**WHAT THE EXERCISE ASKS**.
Down to the last line, set down the material below exactly; skip the pictures.

**RECORDS PROVIDED**.
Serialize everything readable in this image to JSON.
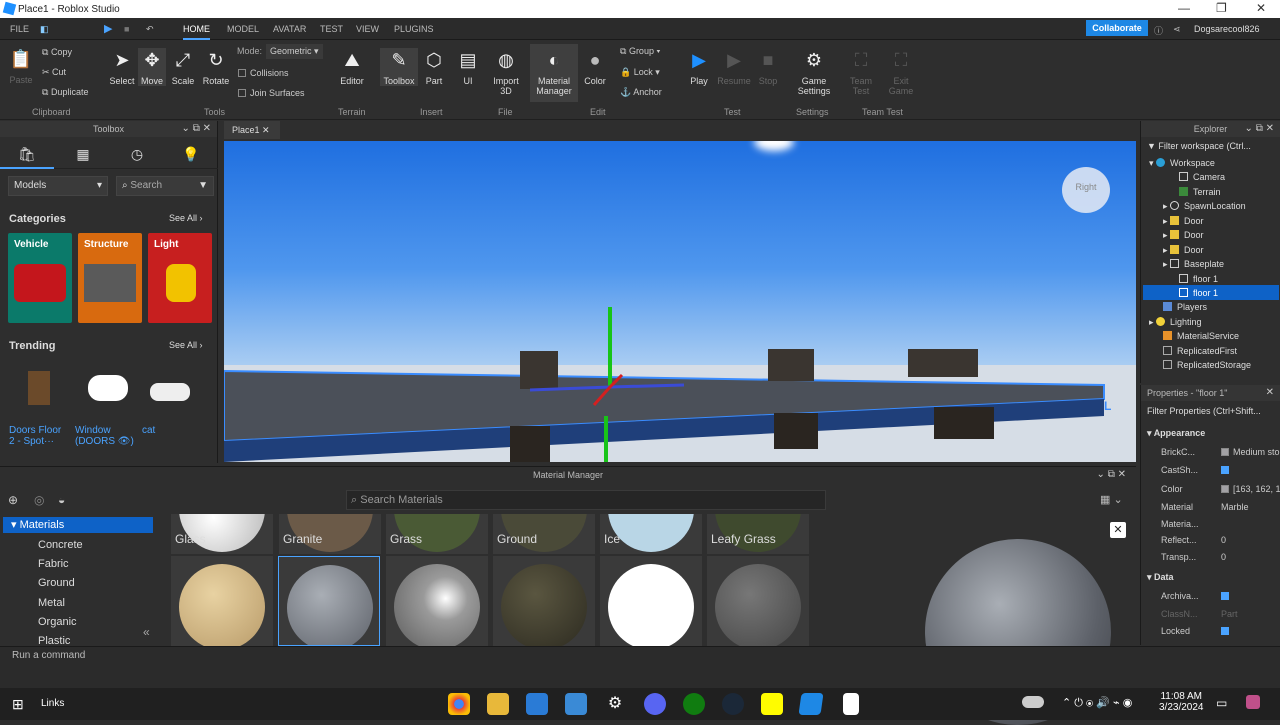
{
  "window": {
    "title": "Place1 - Roblox Studio"
  },
  "menu": {
    "items": [
      "FILE",
      "HOME",
      "MODEL",
      "AVATAR",
      "TEST",
      "VIEW",
      "PLUGINS"
    ],
    "collaborate": "Collaborate",
    "user": "Dogsarecool826"
  },
  "ribbon": {
    "clipboard": {
      "paste": "Paste",
      "copy": "Copy",
      "cut": "Cut",
      "duplicate": "Duplicate",
      "label": "Clipboard"
    },
    "tools": {
      "select": "Select",
      "move": "Move",
      "scale": "Scale",
      "rotate": "Rotate",
      "mode_label": "Mode:",
      "mode_value": "Geometric",
      "collisions": "Collisions",
      "join": "Join Surfaces",
      "label": "Tools"
    },
    "terrain": {
      "editor": "Editor",
      "label": "Terrain"
    },
    "insert": {
      "toolbox": "Toolbox",
      "part": "Part",
      "ui": "UI",
      "label": "Insert"
    },
    "file": {
      "import": "Import",
      "import2": "3D",
      "label": "File"
    },
    "edit": {
      "matmgr": "Material",
      "matmgr2": "Manager",
      "color": "Color",
      "group": "Group",
      "lock": "Lock",
      "anchor": "Anchor",
      "label": "Edit"
    },
    "test": {
      "play": "Play",
      "resume": "Resume",
      "stop": "Stop",
      "label": "Test"
    },
    "settings": {
      "game": "Game",
      "game2": "Settings",
      "label": "Settings"
    },
    "teamtest": {
      "team": "Team",
      "team2": "Test",
      "exit": "Exit",
      "exit2": "Game",
      "label": "Team Test"
    }
  },
  "toolbox": {
    "title": "Toolbox",
    "dropdown": "Models",
    "search": "Search",
    "categories": "Categories",
    "see_all": "See All ›",
    "cat": [
      "Vehicle",
      "Structure",
      "Light"
    ],
    "trending": "Trending",
    "trend": [
      {
        "l1": "Doors Floor",
        "l2": "2 - Spot···"
      },
      {
        "l1": "Window",
        "l2": "(DOORS 👁)"
      },
      {
        "l1": "cat",
        "l2": ""
      }
    ]
  },
  "viewport": {
    "tab": "Place1",
    "gizmo": "Right"
  },
  "explorer": {
    "title": "Explorer",
    "filter": "Filter workspace (Ctrl...",
    "items": [
      "Workspace",
      "Camera",
      "Terrain",
      "SpawnLocation",
      "Door",
      "Door",
      "Door",
      "Baseplate",
      "floor 1",
      "floor 1",
      "Players",
      "Lighting",
      "MaterialService",
      "ReplicatedFirst",
      "ReplicatedStorage"
    ]
  },
  "properties": {
    "title": "Properties - \"floor 1\"",
    "filter": "Filter Properties (Ctrl+Shift...",
    "appearance": "Appearance",
    "rows": [
      {
        "k": "BrickC...",
        "v": "Medium sto"
      },
      {
        "k": "CastSh...",
        "v": ""
      },
      {
        "k": "Color",
        "v": "[163, 162, 1"
      },
      {
        "k": "Material",
        "v": "Marble"
      },
      {
        "k": "Materia...",
        "v": ""
      },
      {
        "k": "Reflect...",
        "v": "0"
      },
      {
        "k": "Transp...",
        "v": "0"
      }
    ],
    "data": "Data",
    "rows2": [
      {
        "k": "Archiva...",
        "v": ""
      },
      {
        "k": "ClassN...",
        "v": "Part"
      },
      {
        "k": "Locked",
        "v": ""
      }
    ]
  },
  "material_manager": {
    "title": "Material Manager",
    "search": "Search Materials",
    "root": "Materials",
    "list": [
      "Concrete",
      "Fabric",
      "Ground",
      "Metal",
      "Organic",
      "Plastic"
    ],
    "top": [
      "Glass",
      "Granite",
      "Grass",
      "Ground",
      "Ice",
      "Leafy Grass"
    ]
  },
  "command": {
    "placeholder": "Run a command"
  },
  "taskbar": {
    "links": "Links",
    "time": "11:08 AM",
    "date": "3/23/2024"
  }
}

**EXERCISE RESULT**.
Serialize everything readable in this image to JSON.
{
  "window": {
    "title": "Place1 - Roblox Studio"
  },
  "menu": {
    "items": [
      "FILE",
      "HOME",
      "MODEL",
      "AVATAR",
      "TEST",
      "VIEW",
      "PLUGINS"
    ],
    "collaborate": "Collaborate",
    "user": "Dogsarecool826"
  },
  "ribbon": {
    "clipboard": {
      "paste": "Paste",
      "copy": "Copy",
      "cut": "Cut",
      "duplicate": "Duplicate",
      "label": "Clipboard"
    },
    "tools": {
      "select": "Select",
      "move": "Move",
      "scale": "Scale",
      "rotate": "Rotate",
      "mode_label": "Mode:",
      "mode_value": "Geometric",
      "collisions": "Collisions",
      "join": "Join Surfaces",
      "label": "Tools"
    },
    "terrain": {
      "editor": "Editor",
      "label": "Terrain"
    },
    "insert": {
      "toolbox": "Toolbox",
      "part": "Part",
      "ui": "UI",
      "label": "Insert"
    },
    "file": {
      "import": "Import",
      "import2": "3D",
      "label": "File"
    },
    "edit": {
      "matmgr": "Material",
      "matmgr2": "Manager",
      "color": "Color",
      "group": "Group",
      "lock": "Lock",
      "anchor": "Anchor",
      "label": "Edit"
    },
    "test": {
      "play": "Play",
      "resume": "Resume",
      "stop": "Stop",
      "label": "Test"
    },
    "settings": {
      "game": "Game",
      "game2": "Settings",
      "label": "Settings"
    },
    "teamtest": {
      "team": "Team",
      "team2": "Test",
      "exit": "Exit",
      "exit2": "Game",
      "label": "Team Test"
    }
  },
  "toolbox": {
    "title": "Toolbox",
    "dropdown": "Models",
    "search": "Search",
    "categories": "Categories",
    "see_all": "See All ›",
    "cat": [
      "Vehicle",
      "Structure",
      "Light"
    ],
    "trending": "Trending",
    "trend": [
      {
        "l1": "Doors Floor",
        "l2": "2 - Spot···"
      },
      {
        "l1": "Window",
        "l2": "(DOORS 👁)"
      },
      {
        "l1": "cat",
        "l2": ""
      }
    ]
  },
  "viewport": {
    "tab": "Place1",
    "gizmo": "Right"
  },
  "explorer": {
    "title": "Explorer",
    "filter": "Filter workspace (Ctrl...",
    "items": [
      "Workspace",
      "Camera",
      "Terrain",
      "SpawnLocation",
      "Door",
      "Door",
      "Door",
      "Baseplate",
      "floor 1",
      "floor 1",
      "Players",
      "Lighting",
      "MaterialService",
      "ReplicatedFirst",
      "ReplicatedStorage"
    ]
  },
  "properties": {
    "title": "Properties - \"floor 1\"",
    "filter": "Filter Properties (Ctrl+Shift...",
    "appearance": "Appearance",
    "rows": [
      {
        "k": "BrickC...",
        "v": "Medium sto"
      },
      {
        "k": "CastSh...",
        "v": ""
      },
      {
        "k": "Color",
        "v": "[163, 162, 1"
      },
      {
        "k": "Material",
        "v": "Marble"
      },
      {
        "k": "Materia...",
        "v": ""
      },
      {
        "k": "Reflect...",
        "v": "0"
      },
      {
        "k": "Transp...",
        "v": "0"
      }
    ],
    "data": "Data",
    "rows2": [
      {
        "k": "Archiva...",
        "v": ""
      },
      {
        "k": "ClassN...",
        "v": "Part"
      },
      {
        "k": "Locked",
        "v": ""
      }
    ]
  },
  "material_manager": {
    "title": "Material Manager",
    "search": "Search Materials",
    "root": "Materials",
    "list": [
      "Concrete",
      "Fabric",
      "Ground",
      "Metal",
      "Organic",
      "Plastic"
    ],
    "top": [
      "Glass",
      "Granite",
      "Grass",
      "Ground",
      "Ice",
      "Leafy Grass"
    ]
  },
  "command": {
    "placeholder": "Run a command"
  },
  "taskbar": {
    "links": "Links",
    "time": "11:08 AM",
    "date": "3/23/2024"
  }
}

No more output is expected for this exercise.